  • We almost cannot unlock additional productivity without putting some people out of work. Must we always be at the forefront of productivity-enhancing technology? Can we be proud of choices that accept less than the best technology because it means people retain their livelihoods?
  • Should we reward corporates for creating and sustaining employment instead of just recognising them for profit and revenue?
  • The convenience and vast choice of e-commerce means that many of our neighbours, family and friends who work in retail will be made redundant or, if they’re lucky, be reduced to stacking shelves and packing boxes at e-commerce fulfilment warehouses for little money. Can we choose to shop differently? Can inconvenience be a badge of honour?
  • Without objective market pricing to help us value people’s time, and people themselves, how will we ascribe value and dignity to our fellow citizens who are not employed and ‘productive’? How would we want to be valued if the microscope is on us?
  • Can we strike a balance between fostering openness to innovation and inhibiting adoption of technologies that worsen unemployment?
  • And most important: How can we ensure that those that have benefitted from our economy stay emotionally invested in the wellbeing of the rest?

As a capitalist, these are discomforting and unorthodox questions. The answers to these will define our future. All the roads are behind us. Ahead of us, is untrodden ground. Can we beat a path where society can continue to work for the majority of people?

Harveen is an entrepreneur. After some years as a lawyer with top-tier firms in Singapore, he has spent over a decade in lead roles in technology ventures. These include co-founding a leading B2B technology venture builder in Singapore. Harveen also co-founded a third-party logistics business in East Africa. He presently leads a blockchain venture building trust ecosystems to catalyse trade in emerging markets. Harveen views Singapore’s future with considerable concern.

This essay was first published in The Birthday Book 2018: The Roads We Take.

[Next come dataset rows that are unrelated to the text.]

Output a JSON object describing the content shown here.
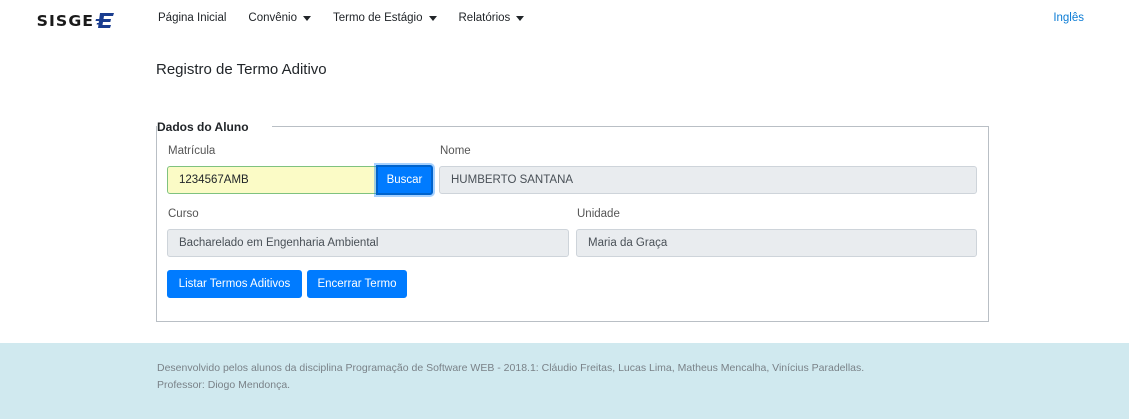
{
  "brand": {
    "logo_text": "SISGE",
    "logo_mark": "E"
  },
  "nav": {
    "items": [
      {
        "label": "Página Inicial",
        "dropdown": false
      },
      {
        "label": "Convênio",
        "dropdown": true
      },
      {
        "label": "Termo de Estágio",
        "dropdown": true
      },
      {
        "label": "Relatórios",
        "dropdown": true
      }
    ],
    "language_link": "Inglês"
  },
  "page": {
    "title": "Registro de Termo Aditivo"
  },
  "form": {
    "legend": "Dados do Aluno",
    "matricula": {
      "label": "Matrícula",
      "value": "1234567AMB"
    },
    "buscar_button": "Buscar",
    "nome": {
      "label": "Nome",
      "value": "HUMBERTO SANTANA"
    },
    "curso": {
      "label": "Curso",
      "value": "Bacharelado em Engenharia Ambiental"
    },
    "unidade": {
      "label": "Unidade",
      "value": "Maria da Graça"
    },
    "listar_button": "Listar Termos Aditivos",
    "encerrar_button": "Encerrar Termo"
  },
  "footer": {
    "credits": "Desenvolvido pelos alunos da disciplina Programação de Software WEB - 2018.1: Cláudio Freitas, Lucas Lima, Matheus Mencalha, Vinícius Paradellas.",
    "professor": "Professor: Diogo Mendonça."
  },
  "colors": {
    "primary": "#007bff",
    "link": "#0c7cd5",
    "footer_bg": "#d0e9ef",
    "active_input_bg": "#fbfbc6"
  }
}
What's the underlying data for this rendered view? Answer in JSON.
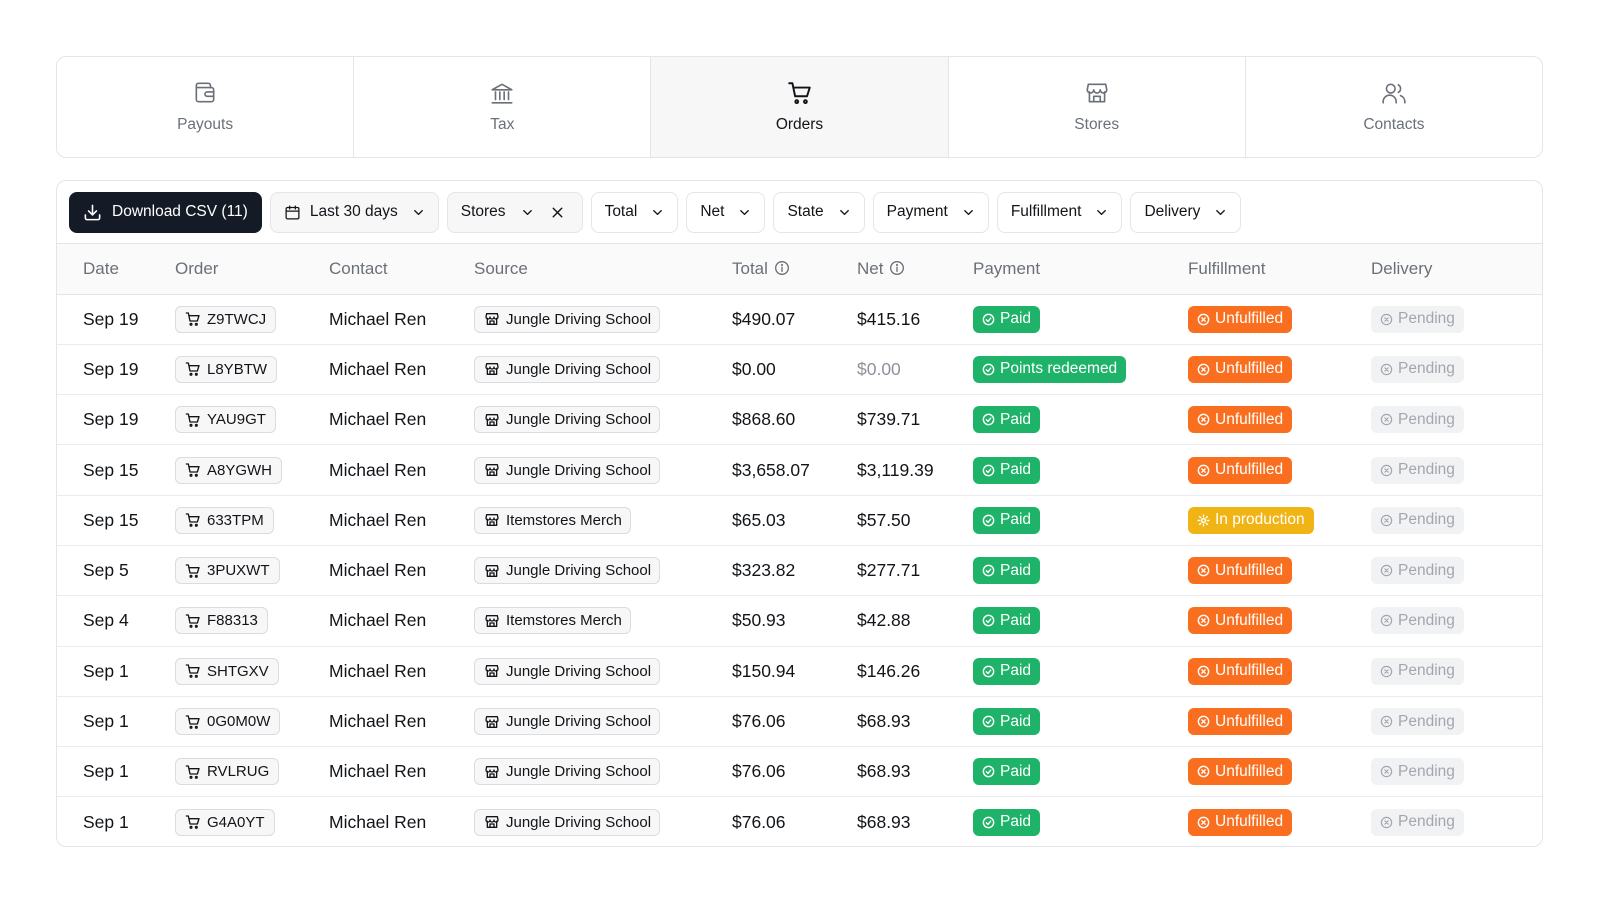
{
  "tabs": [
    {
      "label": "Payouts",
      "icon": "wallet-icon",
      "active": false
    },
    {
      "label": "Tax",
      "icon": "bank-icon",
      "active": false
    },
    {
      "label": "Orders",
      "icon": "cart-icon",
      "active": true
    },
    {
      "label": "Stores",
      "icon": "store-icon",
      "active": false
    },
    {
      "label": "Contacts",
      "icon": "users-icon",
      "active": false
    }
  ],
  "toolbar": {
    "download_label": "Download CSV (11)",
    "date_filter_label": "Last 30 days",
    "stores_filter_label": "Stores",
    "filters": [
      "Total",
      "Net",
      "State",
      "Payment",
      "Fulfillment",
      "Delivery"
    ]
  },
  "table": {
    "columns": [
      "Date",
      "Order",
      "Contact",
      "Source",
      "Total",
      "Net",
      "Payment",
      "Fulfillment",
      "Delivery"
    ],
    "rows": [
      {
        "date": "Sep 19",
        "order": "Z9TWCJ",
        "contact": "Michael Ren",
        "source": "Jungle Driving School",
        "total": "$490.07",
        "net": "$415.16",
        "net_muted": false,
        "payment": "Paid",
        "fulfillment": "Unfulfilled",
        "fulfillment_color": "orange",
        "delivery": "Pending"
      },
      {
        "date": "Sep 19",
        "order": "L8YBTW",
        "contact": "Michael Ren",
        "source": "Jungle Driving School",
        "total": "$0.00",
        "net": "$0.00",
        "net_muted": true,
        "payment": "Points redeemed",
        "fulfillment": "Unfulfilled",
        "fulfillment_color": "orange",
        "delivery": "Pending"
      },
      {
        "date": "Sep 19",
        "order": "YAU9GT",
        "contact": "Michael Ren",
        "source": "Jungle Driving School",
        "total": "$868.60",
        "net": "$739.71",
        "net_muted": false,
        "payment": "Paid",
        "fulfillment": "Unfulfilled",
        "fulfillment_color": "orange",
        "delivery": "Pending"
      },
      {
        "date": "Sep 15",
        "order": "A8YGWH",
        "contact": "Michael Ren",
        "source": "Jungle Driving School",
        "total": "$3,658.07",
        "net": "$3,119.39",
        "net_muted": false,
        "payment": "Paid",
        "fulfillment": "Unfulfilled",
        "fulfillment_color": "orange",
        "delivery": "Pending"
      },
      {
        "date": "Sep 15",
        "order": "633TPM",
        "contact": "Michael Ren",
        "source": "Itemstores Merch",
        "total": "$65.03",
        "net": "$57.50",
        "net_muted": false,
        "payment": "Paid",
        "fulfillment": "In production",
        "fulfillment_color": "yellow",
        "delivery": "Pending"
      },
      {
        "date": "Sep 5",
        "order": "3PUXWT",
        "contact": "Michael Ren",
        "source": "Jungle Driving School",
        "total": "$323.82",
        "net": "$277.71",
        "net_muted": false,
        "payment": "Paid",
        "fulfillment": "Unfulfilled",
        "fulfillment_color": "orange",
        "delivery": "Pending"
      },
      {
        "date": "Sep 4",
        "order": "F88313",
        "contact": "Michael Ren",
        "source": "Itemstores Merch",
        "total": "$50.93",
        "net": "$42.88",
        "net_muted": false,
        "payment": "Paid",
        "fulfillment": "Unfulfilled",
        "fulfillment_color": "orange",
        "delivery": "Pending"
      },
      {
        "date": "Sep 1",
        "order": "SHTGXV",
        "contact": "Michael Ren",
        "source": "Jungle Driving School",
        "total": "$150.94",
        "net": "$146.26",
        "net_muted": false,
        "payment": "Paid",
        "fulfillment": "Unfulfilled",
        "fulfillment_color": "orange",
        "delivery": "Pending"
      },
      {
        "date": "Sep 1",
        "order": "0G0M0W",
        "contact": "Michael Ren",
        "source": "Jungle Driving School",
        "total": "$76.06",
        "net": "$68.93",
        "net_muted": false,
        "payment": "Paid",
        "fulfillment": "Unfulfilled",
        "fulfillment_color": "orange",
        "delivery": "Pending"
      },
      {
        "date": "Sep 1",
        "order": "RVLRUG",
        "contact": "Michael Ren",
        "source": "Jungle Driving School",
        "total": "$76.06",
        "net": "$68.93",
        "net_muted": false,
        "payment": "Paid",
        "fulfillment": "Unfulfilled",
        "fulfillment_color": "orange",
        "delivery": "Pending"
      },
      {
        "date": "Sep 1",
        "order": "G4A0YT",
        "contact": "Michael Ren",
        "source": "Jungle Driving School",
        "total": "$76.06",
        "net": "$68.93",
        "net_muted": false,
        "payment": "Paid",
        "fulfillment": "Unfulfilled",
        "fulfillment_color": "orange",
        "delivery": "Pending"
      }
    ]
  },
  "colors": {
    "dark_button": "#141b26",
    "paid_green": "#1fb36a",
    "unfulfilled_orange": "#fa6f1f",
    "in_production_yellow": "#f0b415",
    "pending_grey": "#f1f2f4"
  }
}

As Singapore turns 53, the book includes 53 reflections on the journeys and paths we take, as individuals and as a society. The book can be purchased at bit.ly/2MIlUFg.